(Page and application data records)
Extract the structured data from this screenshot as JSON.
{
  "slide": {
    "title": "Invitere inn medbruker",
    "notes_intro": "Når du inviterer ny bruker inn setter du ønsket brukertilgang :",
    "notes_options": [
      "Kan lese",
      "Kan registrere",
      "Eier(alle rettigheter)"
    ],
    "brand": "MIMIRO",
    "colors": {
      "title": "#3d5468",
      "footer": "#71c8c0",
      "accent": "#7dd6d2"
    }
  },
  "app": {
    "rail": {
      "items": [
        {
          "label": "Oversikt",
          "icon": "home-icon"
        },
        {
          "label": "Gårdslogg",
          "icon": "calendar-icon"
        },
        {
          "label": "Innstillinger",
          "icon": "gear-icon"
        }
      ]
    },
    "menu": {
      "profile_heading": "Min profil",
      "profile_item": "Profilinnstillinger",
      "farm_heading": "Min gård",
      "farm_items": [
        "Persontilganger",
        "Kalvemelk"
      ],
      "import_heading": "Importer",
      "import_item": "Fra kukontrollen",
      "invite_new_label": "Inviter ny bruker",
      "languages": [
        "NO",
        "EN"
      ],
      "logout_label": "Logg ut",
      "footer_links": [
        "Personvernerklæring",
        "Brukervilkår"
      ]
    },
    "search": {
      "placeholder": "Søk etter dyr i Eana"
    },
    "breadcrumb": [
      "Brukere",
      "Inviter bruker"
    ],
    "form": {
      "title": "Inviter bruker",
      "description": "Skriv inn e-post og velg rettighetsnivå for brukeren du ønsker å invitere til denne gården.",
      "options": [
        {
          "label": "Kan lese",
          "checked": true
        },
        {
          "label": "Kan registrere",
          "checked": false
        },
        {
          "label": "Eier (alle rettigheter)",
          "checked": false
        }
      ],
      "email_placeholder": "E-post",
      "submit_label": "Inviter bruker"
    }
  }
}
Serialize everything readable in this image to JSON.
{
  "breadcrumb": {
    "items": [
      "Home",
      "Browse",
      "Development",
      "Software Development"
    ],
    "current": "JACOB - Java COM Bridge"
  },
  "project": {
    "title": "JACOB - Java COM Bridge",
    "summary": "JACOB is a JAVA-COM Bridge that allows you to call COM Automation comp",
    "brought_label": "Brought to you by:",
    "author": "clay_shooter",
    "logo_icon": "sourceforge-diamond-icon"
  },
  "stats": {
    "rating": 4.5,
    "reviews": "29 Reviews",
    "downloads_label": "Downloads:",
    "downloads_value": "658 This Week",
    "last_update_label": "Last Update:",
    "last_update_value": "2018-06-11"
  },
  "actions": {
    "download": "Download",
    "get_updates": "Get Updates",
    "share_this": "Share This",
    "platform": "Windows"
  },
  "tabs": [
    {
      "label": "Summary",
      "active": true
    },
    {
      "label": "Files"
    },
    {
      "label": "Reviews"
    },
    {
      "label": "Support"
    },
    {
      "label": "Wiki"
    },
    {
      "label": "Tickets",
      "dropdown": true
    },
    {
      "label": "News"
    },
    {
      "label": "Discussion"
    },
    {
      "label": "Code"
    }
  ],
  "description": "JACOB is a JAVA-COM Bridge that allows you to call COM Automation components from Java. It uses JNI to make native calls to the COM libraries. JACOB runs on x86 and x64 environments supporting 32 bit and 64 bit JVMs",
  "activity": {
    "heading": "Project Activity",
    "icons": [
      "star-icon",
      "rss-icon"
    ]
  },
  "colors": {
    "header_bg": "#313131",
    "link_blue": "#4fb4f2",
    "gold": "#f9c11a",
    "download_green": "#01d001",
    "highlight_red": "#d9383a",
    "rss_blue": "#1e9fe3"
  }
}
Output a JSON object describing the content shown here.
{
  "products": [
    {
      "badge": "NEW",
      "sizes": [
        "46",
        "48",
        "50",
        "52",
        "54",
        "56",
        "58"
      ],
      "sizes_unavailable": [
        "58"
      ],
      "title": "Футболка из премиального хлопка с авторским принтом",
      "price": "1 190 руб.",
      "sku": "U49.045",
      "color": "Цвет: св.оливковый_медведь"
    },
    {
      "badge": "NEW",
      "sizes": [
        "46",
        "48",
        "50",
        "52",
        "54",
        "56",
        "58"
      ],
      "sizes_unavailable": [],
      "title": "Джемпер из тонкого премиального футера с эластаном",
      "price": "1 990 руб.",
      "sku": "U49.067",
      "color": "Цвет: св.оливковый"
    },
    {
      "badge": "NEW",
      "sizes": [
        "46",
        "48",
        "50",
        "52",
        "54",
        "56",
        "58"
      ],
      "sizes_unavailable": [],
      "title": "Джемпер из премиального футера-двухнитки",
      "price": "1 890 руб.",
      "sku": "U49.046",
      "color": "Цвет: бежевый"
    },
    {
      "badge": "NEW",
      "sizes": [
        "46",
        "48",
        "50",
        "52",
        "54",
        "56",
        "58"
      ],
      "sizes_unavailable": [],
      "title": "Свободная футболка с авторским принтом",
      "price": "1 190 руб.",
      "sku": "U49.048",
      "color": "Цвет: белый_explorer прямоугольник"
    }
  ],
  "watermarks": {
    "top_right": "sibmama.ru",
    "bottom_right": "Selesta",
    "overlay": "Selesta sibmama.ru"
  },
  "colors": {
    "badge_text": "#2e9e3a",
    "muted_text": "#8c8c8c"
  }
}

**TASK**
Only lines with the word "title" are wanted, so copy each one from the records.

**SOLUTION TO THIS PROBLEM**
    "title": "Invitere inn medbruker",
      "title": "#3d5468",
      "title": "Inviter bruker",
    "title": "JACOB - Java COM Bridge",
      "title": "Футболка из премиального хлопка с авторским принтом",
      "title": "Джемпер из тонкого премиального футера с эластаном",
      "title": "Джемпер из премиального футера-двухнитки",
      "title": "Свободная футболка с авторским принтом",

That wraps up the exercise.